This would lead to a therapeutic paradigm shift towards more individualized treatment, leading to improved prevention, diagnosis and more targeted treatment, thereby shortening the ‘time-to-efficacy’, speeding up the process of rehabilitation - including improved quality of life and ability to work, and consequently reducing the burden to health care and social systems.

To create the foundation for individual treatment of these diseases innovation is needed within theoretical and experimental science. Possible focus areas:

  • Quantification of individual differences between monoamine excitatory and inhibitory receptors
  • Medical imaging in 2D, 3D and 4D
  • Functional correlation between cellular markers and disease progression
  • Genetic, epigenetic, proteomic and metabolomic profiling
  • Development of model compounds for selective interference with neuronal signaling pathways
  • Incorporation of existing animal models and development of novel models (incl. behavioral assays in rodents). Parallel investigations of rodents and humans will provide information regarding the translational value of the rodent findings, as well as back-translation to improve the usability of animal models.
  • Biomarkers (eg. profiling of neurotransmission; mathematical modeling of EEG patterns)
  • Statistics

To achieve a short term (3-5 years) innovative value it is essential that close links are established between academia, clinical research and the pharmaceutical industry. Further to exploit the identified biomarkers in novel Point-of-Care devices it is important that collaborations are established with MedTech companies and selected GTS institutes.

Danish prerequisites

Denmark has strong scientific presence within neuroscience, patient databases, pharmaceutical industry with CNS focus, and a fast developing MedTech industry.
Effects and potentials

Effect, short term (3-5 years): Integral to the increased understanding of the pathophysiology of the described neurological disorders will be identification of quantifiable biomarkers allowing design of an efficacious treatment regimen (consisting of individual or combinations of existing drugs) for the individual patient. Identification of biomarkers (ex. profiling of neurotransmission; mathematical modeling of EEG patterns) opens for development of Point-of-Care technologies.
Present first-line medical treatment of depression and chronic pain only show effect in approx. 30% of the patients – an improved efficacy will provide tremendous benefits to patients and society.
Intelligent design of drug-drug combinations is expected to become essential within most therapeutic areas in the future. EU has thus an open IMI call with the topic: “Development of drug-drug combinations”. The present scientific endeavor has the potential to provide a “handle” for designing such combinations within the area of CNS related diseases.

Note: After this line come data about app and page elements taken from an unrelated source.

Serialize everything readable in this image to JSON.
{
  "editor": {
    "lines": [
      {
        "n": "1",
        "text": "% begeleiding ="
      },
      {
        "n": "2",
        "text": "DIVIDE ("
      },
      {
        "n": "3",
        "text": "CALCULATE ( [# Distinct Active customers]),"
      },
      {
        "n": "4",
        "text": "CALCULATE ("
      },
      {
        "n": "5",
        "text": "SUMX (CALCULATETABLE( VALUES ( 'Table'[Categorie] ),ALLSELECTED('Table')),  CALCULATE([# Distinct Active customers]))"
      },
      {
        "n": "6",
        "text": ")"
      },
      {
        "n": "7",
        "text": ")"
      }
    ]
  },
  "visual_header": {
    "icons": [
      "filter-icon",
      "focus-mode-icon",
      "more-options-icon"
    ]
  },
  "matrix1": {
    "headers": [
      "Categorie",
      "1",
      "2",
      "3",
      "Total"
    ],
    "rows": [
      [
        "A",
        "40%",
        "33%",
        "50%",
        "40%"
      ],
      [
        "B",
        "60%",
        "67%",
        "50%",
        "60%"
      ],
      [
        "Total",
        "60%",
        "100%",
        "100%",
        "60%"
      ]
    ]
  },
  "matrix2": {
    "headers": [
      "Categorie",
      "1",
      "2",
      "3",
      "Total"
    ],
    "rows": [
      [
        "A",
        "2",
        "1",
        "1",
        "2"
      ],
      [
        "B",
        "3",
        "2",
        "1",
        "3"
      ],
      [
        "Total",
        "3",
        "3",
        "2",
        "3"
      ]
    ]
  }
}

Effect, long term (>3-10 years): The pharmaceutical industry is heavily interested in obtaining novel animal models for drug profiling. Present models translate insufficiently to the human situation. Identification of quantifiable biomarkers is essential when stratifying patients for clinical trials and subsequent commercialization of drugs may require accompanying bioassay.
Beyond the human market there is an increasing interest within the veterinary area to provide improved treatment of chronic pain.